Think of connecting with your customers in the same manner as connecting with an online date — without actually meeting the person, how can you assure them that you’re sincere, legitimate and trustworthy?
But how do you prove that you’re trustworthy? It’s all about finding the perfect balance between being open and vulnerable with people and offering value that suits their lifestyle/ most consistent challenges.
This leads to a relationship between yourself and the target audience forming over the long-term (if you keep taking the same approach).
A great example of this was a podcast I made a guest appearance on recently.
I made a guest appearance on this podcast because I wanted to talk about a really challenging subject, facing rejection and learning from failure as a creative professional. This led to the comments section being flooded with comments like these:
But, I’m not the only one. On her Medium Digest page, my former business coach, Violeta Nedvoka writes about tough topics like mental illness and what to do when you don’t have the energy to keep motivated.
And she gets comments like these regularly:
But if you want results like these…
You need to have a really good understanding of your audience as well.
Advertisers create authentic content when they find the alignment between people’s personal values and the ideals of the company. Finding that value match means going beyond products and services and exploring how brands tangibly improve people’s lives. It means examining a company’s role in society.
That’s exactly why I regularly encourage my clients to publish content that is a combination of the following:
- What they want the reader to do once they read their content.
- Their values, and what is motivating them to start their business in the first place
This is an approach I call “strategic blogging”, which is intended to attract not just any reader, but the right reader.
When I first started blogging my audience’s approval was my top priority…
But this made me overlook that fact that it’s a lot more about staying true to what feels natural to me.
If you’re still not convinced that authenticity will produce results for your brand, here’s a quote from Campaign Monitor that might change your mind:
Subscribers have an enormity of media at their fingertips, which means competition for media companies is fierce. Subscribers only have so much time in their day to read a magazine, watch TV, or listen to a radio station. To standout in a crowded space, media companies have to offer authentic content.
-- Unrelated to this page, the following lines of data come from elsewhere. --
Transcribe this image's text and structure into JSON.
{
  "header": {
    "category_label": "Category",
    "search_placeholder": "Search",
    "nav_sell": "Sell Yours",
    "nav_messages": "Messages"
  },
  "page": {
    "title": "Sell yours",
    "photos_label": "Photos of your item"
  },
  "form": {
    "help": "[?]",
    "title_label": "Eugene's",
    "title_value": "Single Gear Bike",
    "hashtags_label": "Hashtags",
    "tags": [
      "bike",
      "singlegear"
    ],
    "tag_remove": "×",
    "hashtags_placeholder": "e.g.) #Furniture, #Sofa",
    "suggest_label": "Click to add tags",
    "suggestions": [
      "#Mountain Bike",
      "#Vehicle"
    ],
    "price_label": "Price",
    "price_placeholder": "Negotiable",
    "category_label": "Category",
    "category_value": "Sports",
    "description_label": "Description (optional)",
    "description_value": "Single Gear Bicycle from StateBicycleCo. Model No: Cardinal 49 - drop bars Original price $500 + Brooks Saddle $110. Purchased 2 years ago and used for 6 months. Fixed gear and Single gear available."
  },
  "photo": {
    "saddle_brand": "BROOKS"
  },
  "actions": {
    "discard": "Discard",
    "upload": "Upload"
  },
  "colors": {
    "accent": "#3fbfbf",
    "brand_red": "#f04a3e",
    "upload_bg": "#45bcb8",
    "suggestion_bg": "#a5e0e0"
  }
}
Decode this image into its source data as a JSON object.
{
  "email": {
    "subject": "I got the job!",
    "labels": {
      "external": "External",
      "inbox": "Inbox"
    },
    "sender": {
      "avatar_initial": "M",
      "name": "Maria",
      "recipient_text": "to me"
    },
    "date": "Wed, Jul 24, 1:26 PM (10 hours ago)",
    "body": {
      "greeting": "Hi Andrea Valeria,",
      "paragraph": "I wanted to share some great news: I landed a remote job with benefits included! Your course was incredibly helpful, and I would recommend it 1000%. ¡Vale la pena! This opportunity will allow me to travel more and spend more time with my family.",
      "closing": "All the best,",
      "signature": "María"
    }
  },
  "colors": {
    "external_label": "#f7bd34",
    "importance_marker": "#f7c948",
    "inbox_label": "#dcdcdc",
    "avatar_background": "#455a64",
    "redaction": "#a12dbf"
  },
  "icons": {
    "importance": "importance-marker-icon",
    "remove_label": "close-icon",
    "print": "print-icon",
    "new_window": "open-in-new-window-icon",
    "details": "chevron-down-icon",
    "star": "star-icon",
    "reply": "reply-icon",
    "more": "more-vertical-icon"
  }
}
I see evidence of how true this is not only in terms of the people who read the content I produce but also in terms of my clients as well.
Over and over again I’ve asked clients why they chose me…
And I got answers like these:
- “We come from the same place so I feel like you really get what I’m all about.”
- “Your local time zone is much more convenient than most of the writers who applied for the same position.”
- “The fact that you work from the same co-working space makes hiring my first freelancer really comfortable.”
This proved just how much people like to consume content or buy something from people who are familiar to them. Ever since I’ve been a lot more interested in showing readers the “real” me.
And that’s an approach that I 100% recommend for your brand as well.
Next time you feel hesitant to stop blogging for a short period of time ask yourself the following question:
Would you rather release a blog post just to maintain a regular schedule, or would you rather focus on quality, and attract peoples’ attention?
If you really, truly care about building an audience it’s safe to assume that quality is your top priority, rather than meeting a deadline (unless someone is paying you to meet that deadline).
If you’re too burnt out and need to stop blogging for a bit you basically have two options:
- Hire someone like me to blog on your behalf
- Or, tell your audience you’re taking a break for a bit, and go back to blogging as soon as you’re ready
But, above all else, never apologize for feeling like you need to take a break.
So…what I’d really like to know is this: have you ever taken a blogging break? And how did it go? Feel free to share your experience in the comments section below.
Originally published at www.rosiewritingspace.com on December 31, 2018.